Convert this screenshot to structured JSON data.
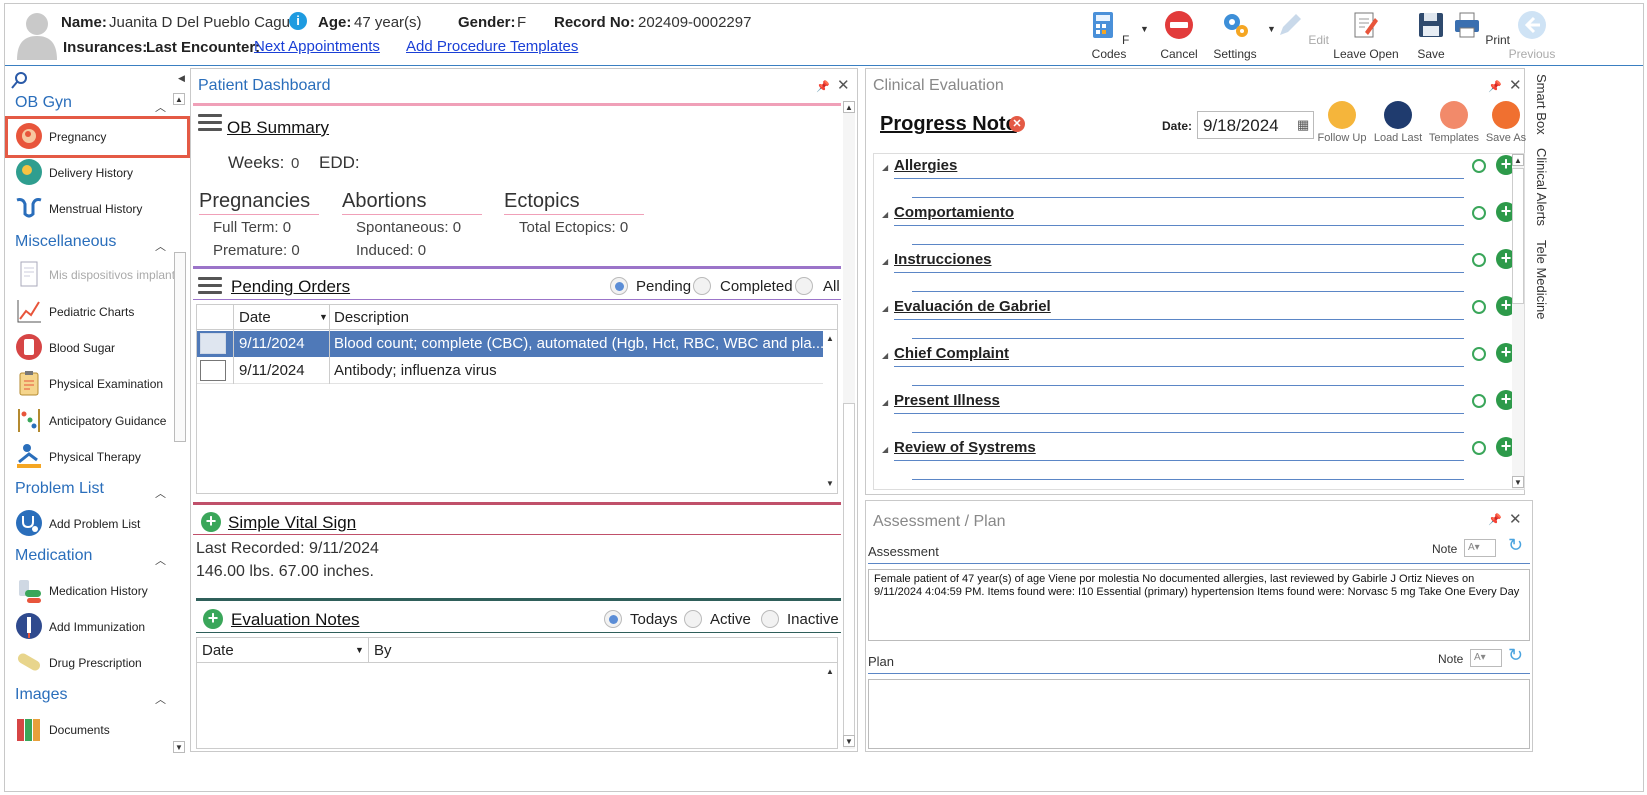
{
  "header": {
    "name_label": "Name:",
    "name_value": "Juanita D Del Pueblo Caguas",
    "age_label": "Age:",
    "age_value": "47 year(s)",
    "gender_label": "Gender:",
    "gender_value": "F",
    "record_label": "Record No:",
    "record_value": "202409-0002297",
    "insurances_label": "Insurances:",
    "last_encounter_label": "Last Encounter:",
    "next_appointments": "Next Appointments",
    "add_procedure_templates": "Add Procedure Templates"
  },
  "toolbar": {
    "fcodes": "F Codes",
    "cancel": "Cancel",
    "settings": "Settings",
    "edit": "Edit",
    "leave_open": "Leave Open",
    "save": "Save",
    "print": "Print",
    "previous": "Previous"
  },
  "sidebar": {
    "sections": [
      {
        "title": "OB Gyn",
        "items": [
          "Pregnancy",
          "Delivery History",
          "Menstrual History"
        ]
      },
      {
        "title": "Miscellaneous",
        "items": [
          "Mis dispositivos implanta",
          "Pediatric Charts",
          "Blood Sugar",
          "Physical Examination",
          "Anticipatory Guidance",
          "Physical Therapy"
        ]
      },
      {
        "title": "Problem List",
        "items": [
          "Add Problem List"
        ]
      },
      {
        "title": "Medication",
        "items": [
          "Medication History",
          "Add Immunization",
          "Drug Prescription"
        ]
      },
      {
        "title": "Images",
        "items": [
          "Documents"
        ]
      }
    ]
  },
  "dashboard": {
    "title": "Patient Dashboard",
    "ob_summary": "OB Summary",
    "weeks_label": "Weeks:",
    "weeks_value": "0",
    "edd_label": "EDD:",
    "pregnancies": "Pregnancies",
    "full_term": "Full Term: 0",
    "premature": "Premature: 0",
    "abortions": "Abortions",
    "spontaneous": "Spontaneous: 0",
    "induced": "Induced: 0",
    "ectopics": "Ectopics",
    "total_ectopics": "Total Ectopics: 0",
    "pending_orders": "Pending Orders",
    "radio_pending": "Pending",
    "radio_completed": "Completed",
    "radio_all": "All",
    "col_date": "Date",
    "col_description": "Description",
    "orders": [
      {
        "date": "9/11/2024",
        "description": "Blood count; complete (CBC), automated (Hgb, Hct, RBC, WBC and pla..."
      },
      {
        "date": "9/11/2024",
        "description": "Antibody; influenza virus"
      }
    ],
    "simple_vital_sign": "Simple Vital Sign",
    "last_recorded": "Last Recorded: 9/11/2024",
    "vitals": "146.00 lbs. 67.00 inches.",
    "evaluation_notes": "Evaluation Notes",
    "radio_todays": "Todays",
    "radio_active": "Active",
    "radio_inactive": "Inactive",
    "eval_col_date": "Date",
    "eval_col_by": "By"
  },
  "clinical": {
    "title": "Clinical Evaluation",
    "progress_note": "Progress Note",
    "date_label": "Date:",
    "date_value": "9/18/2024",
    "buttons": [
      "Follow Up",
      "Load Last",
      "Templates",
      "Save As"
    ],
    "categories": [
      "Allergies",
      "Comportamiento",
      "Instrucciones",
      "Evaluación de Gabriel",
      "Chief Complaint",
      "Present Illness",
      "Review of Systrems"
    ]
  },
  "assessment": {
    "title": "Assessment / Plan",
    "assessment_label": "Assessment",
    "note_label": "Note",
    "assessment_text": "Female patient of 47 year(s) of age Viene por molestia     No documented allergies, last reviewed by Gabirle J Ortiz Nieves on 9/11/2024 4:04:59 PM.     Items found were:  I10 Essential (primary) hypertension  Items found were:  Norvasc 5 mg Take One Every Day",
    "plan_label": "Plan"
  },
  "side_tabs": [
    "Smart Box",
    "Clinical Alerts",
    "Tele Medicine"
  ],
  "colors": {
    "accent": "#2a6ebb",
    "highlight_row": "#4f79b8",
    "pink_line": "#f0a0b8",
    "purple_line": "#9b74c9",
    "red_line": "#c0506a",
    "teal_line": "#2f5f5a"
  }
}
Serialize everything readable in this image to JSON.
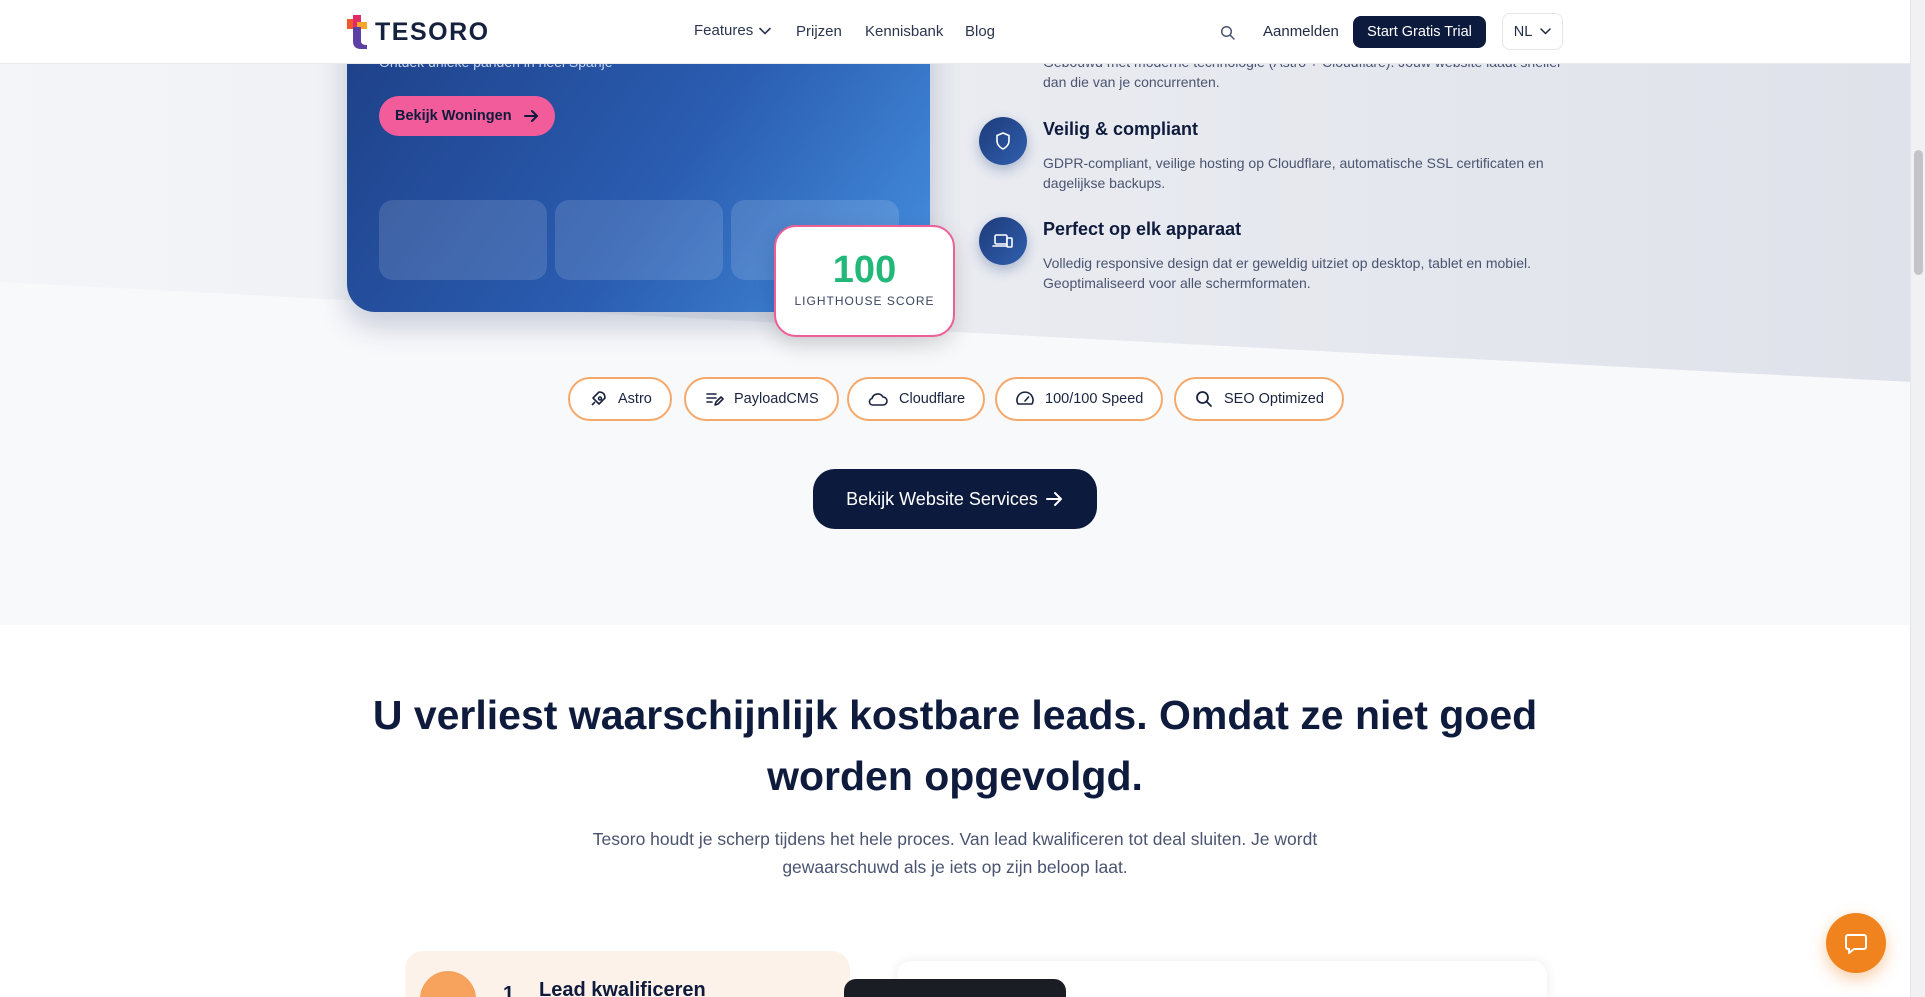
{
  "header": {
    "logo_text": "TESORO",
    "nav": {
      "features": "Features",
      "prijzen": "Prijzen",
      "kennisbank": "Kennisbank",
      "blog": "Blog"
    },
    "login": "Aanmelden",
    "trial": "Start Gratis Trial",
    "language": "NL"
  },
  "hero": {
    "subtitle": "Ontdek unieke panden in heel Spanje",
    "button": "Bekijk Woningen",
    "score_value": "100",
    "score_label": "LIGHTHOUSE SCORE"
  },
  "features": {
    "first_desc": "Gebouwd met moderne technologie (Astro + Cloudflare). Jouw website laadt sneller dan die van je concurrenten.",
    "items": [
      {
        "title": "Veilig & compliant",
        "desc": "GDPR-compliant, veilige hosting op Cloudflare, automatische SSL certificaten en dagelijkse backups.",
        "icon": "shield-icon"
      },
      {
        "title": "Perfect op elk apparaat",
        "desc": "Volledig responsive design dat er geweldig uitziet op desktop, tablet en mobiel. Geoptimaliseerd voor alle schermformaten.",
        "icon": "devices-icon"
      }
    ]
  },
  "tech_pills": [
    {
      "label": "Astro",
      "icon": "rocket-icon"
    },
    {
      "label": "PayloadCMS",
      "icon": "edit-icon"
    },
    {
      "label": "Cloudflare",
      "icon": "cloud-icon"
    },
    {
      "label": "100/100 Speed",
      "icon": "speedometer-icon"
    },
    {
      "label": "SEO Optimized",
      "icon": "search-icon"
    }
  ],
  "services_button": "Bekijk Website Services",
  "leads": {
    "title_line1": "U verliest waarschijnlijk kostbare leads. Omdat ze niet goed",
    "title_line2": "worden opgevolgd.",
    "subtitle": "Tesoro houdt je scherp tijdens het hele proces. Van lead kwalificeren tot deal sluiten. Je wordt gewaarschuwd als je iets op zijn beloop laat.",
    "step_number": "1",
    "step_title": "Lead kwalificeren"
  },
  "colors": {
    "navy": "#0c1a3d",
    "pink": "#f25c9a",
    "green": "#22b87a",
    "orange": "#f0831e",
    "pill_border": "#f5a86b"
  }
}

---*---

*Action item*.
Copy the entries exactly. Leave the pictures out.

*Response box*.
Convert this screenshot to structured JSON data.
{
  "header": {
    "name_label": "Name:",
    "name_value": "Juanita D Del Pueblo Caguas",
    "age_label": "Age:",
    "age_value": "47 year(s)",
    "gender_label": "Gender:",
    "gender_value": "F",
    "record_label": "Record No:",
    "record_value": "202409-0002297",
    "insurances_label": "Insurances:",
    "last_encounter_label": "Last Encounter:",
    "next_appointments": "Next Appointments",
    "add_procedure_templates": "Add Procedure Templates"
  },
  "toolbar": {
    "fcodes": "F Codes",
    "cancel": "Cancel",
    "settings": "Settings",
    "edit": "Edit",
    "leave_open": "Leave Open",
    "save": "Save",
    "print": "Print",
    "previous": "Previous"
  },
  "sidebar": {
    "sections": [
      {
        "title": "OB Gyn",
        "items": [
          "Pregnancy",
          "Delivery History",
          "Menstrual History"
        ]
      },
      {
        "title": "Miscellaneous",
        "items": [
          "Mis dispositivos implanta",
          "Pediatric Charts",
          "Blood Sugar",
          "Physical Examination",
          "Anticipatory Guidance",
          "Physical Therapy"
        ]
      },
      {
        "title": "Problem List",
        "items": [
          "Add Problem List"
        ]
      },
      {
        "title": "Medication",
        "items": [
          "Medication History",
          "Add Immunization",
          "Drug Prescription"
        ]
      },
      {
        "title": "Images",
        "items": [
          "Documents"
        ]
      }
    ]
  },
  "dashboard": {
    "title": "Patient Dashboard",
    "ob_summary": "OB Summary",
    "weeks_label": "Weeks:",
    "weeks_value": "0",
    "edd_label": "EDD:",
    "pregnancies": "Pregnancies",
    "full_term": "Full Term: 0",
    "premature": "Premature: 0",
    "abortions": "Abortions",
    "spontaneous": "Spontaneous: 0",
    "induced": "Induced: 0",
    "ectopics": "Ectopics",
    "total_ectopics": "Total Ectopics: 0",
    "pending_orders": "Pending Orders",
    "radio_pending": "Pending",
    "radio_completed": "Completed",
    "radio_all": "All",
    "col_date": "Date",
    "col_description": "Description",
    "orders": [
      {
        "date": "9/11/2024",
        "description": "Blood count; complete (CBC), automated (Hgb, Hct, RBC, WBC and pla..."
      },
      {
        "date": "9/11/2024",
        "description": "Antibody; influenza virus"
      }
    ],
    "simple_vital_sign": "Simple Vital Sign",
    "last_recorded": "Last Recorded: 9/11/2024",
    "vitals": "146.00 lbs. 67.00 inches.",
    "evaluation_notes": "Evaluation Notes",
    "radio_todays": "Todays",
    "radio_active": "Active",
    "radio_inactive": "Inactive",
    "eval_col_date": "Date",
    "eval_col_by": "By"
  },
  "clinical": {
    "title": "Clinical Evaluation",
    "progress_note": "Progress Note",
    "date_label": "Date:",
    "date_value": "9/18/2024",
    "buttons": [
      "Follow Up",
      "Load Last",
      "Templates",
      "Save As"
    ],
    "categories": [
      "Allergies",
      "Comportamiento",
      "Instrucciones",
      "Evaluación de Gabriel",
      "Chief Complaint",
      "Present Illness",
      "Review of Systrems"
    ]
  },
  "assessment": {
    "title": "Assessment / Plan",
    "assessment_label": "Assessment",
    "note_label": "Note",
    "assessment_text": "Female patient of 47 year(s) of age Viene por molestia     No documented allergies, last reviewed by Gabirle J Ortiz Nieves on 9/11/2024 4:04:59 PM.     Items found were:  I10 Essential (primary) hypertension  Items found were:  Norvasc 5 mg Take One Every Day",
    "plan_label": "Plan"
  },
  "side_tabs": [
    "Smart Box",
    "Clinical Alerts",
    "Tele Medicine"
  ],
  "colors": {
    "accent": "#2a6ebb",
    "highlight_row": "#4f79b8",
    "pink_line": "#f0a0b8",
    "purple_line": "#9b74c9",
    "red_line": "#c0506a",
    "teal_line": "#2f5f5a"
  }
}
Serialize everything readable in this image to JSON.
{
  "header": {
    "logo_text": "TESORO",
    "nav": {
      "features": "Features",
      "prijzen": "Prijzen",
      "kennisbank": "Kennisbank",
      "blog": "Blog"
    },
    "login": "Aanmelden",
    "trial": "Start Gratis Trial",
    "language": "NL"
  },
  "hero": {
    "subtitle": "Ontdek unieke panden in heel Spanje",
    "button": "Bekijk Woningen",
    "score_value": "100",
    "score_label": "LIGHTHOUSE SCORE"
  },
  "features": {
    "first_desc": "Gebouwd met moderne technologie (Astro + Cloudflare). Jouw website laadt sneller dan die van je concurrenten.",
    "items": [
      {
        "title": "Veilig & compliant",
        "desc": "GDPR-compliant, veilige hosting op Cloudflare, automatische SSL certificaten en dagelijkse backups.",
        "icon": "shield-icon"
      },
      {
        "title": "Perfect op elk apparaat",
        "desc": "Volledig responsive design dat er geweldig uitziet op desktop, tablet en mobiel. Geoptimaliseerd voor alle schermformaten.",
        "icon": "devices-icon"
      }
    ]
  },
  "tech_pills": [
    {
      "label": "Astro",
      "icon": "rocket-icon"
    },
    {
      "label": "PayloadCMS",
      "icon": "edit-icon"
    },
    {
      "label": "Cloudflare",
      "icon": "cloud-icon"
    },
    {
      "label": "100/100 Speed",
      "icon": "speedometer-icon"
    },
    {
      "label": "SEO Optimized",
      "icon": "search-icon"
    }
  ],
  "services_button": "Bekijk Website Services",
  "leads": {
    "title_line1": "U verliest waarschijnlijk kostbare leads. Omdat ze niet goed",
    "title_line2": "worden opgevolgd.",
    "subtitle": "Tesoro houdt je scherp tijdens het hele proces. Van lead kwalificeren tot deal sluiten. Je wordt gewaarschuwd als je iets op zijn beloop laat.",
    "step_number": "1",
    "step_title": "Lead kwalificeren"
  },
  "colors": {
    "navy": "#0c1a3d",
    "pink": "#f25c9a",
    "green": "#22b87a",
    "orange": "#f0831e",
    "pill_border": "#f5a86b"
  }
}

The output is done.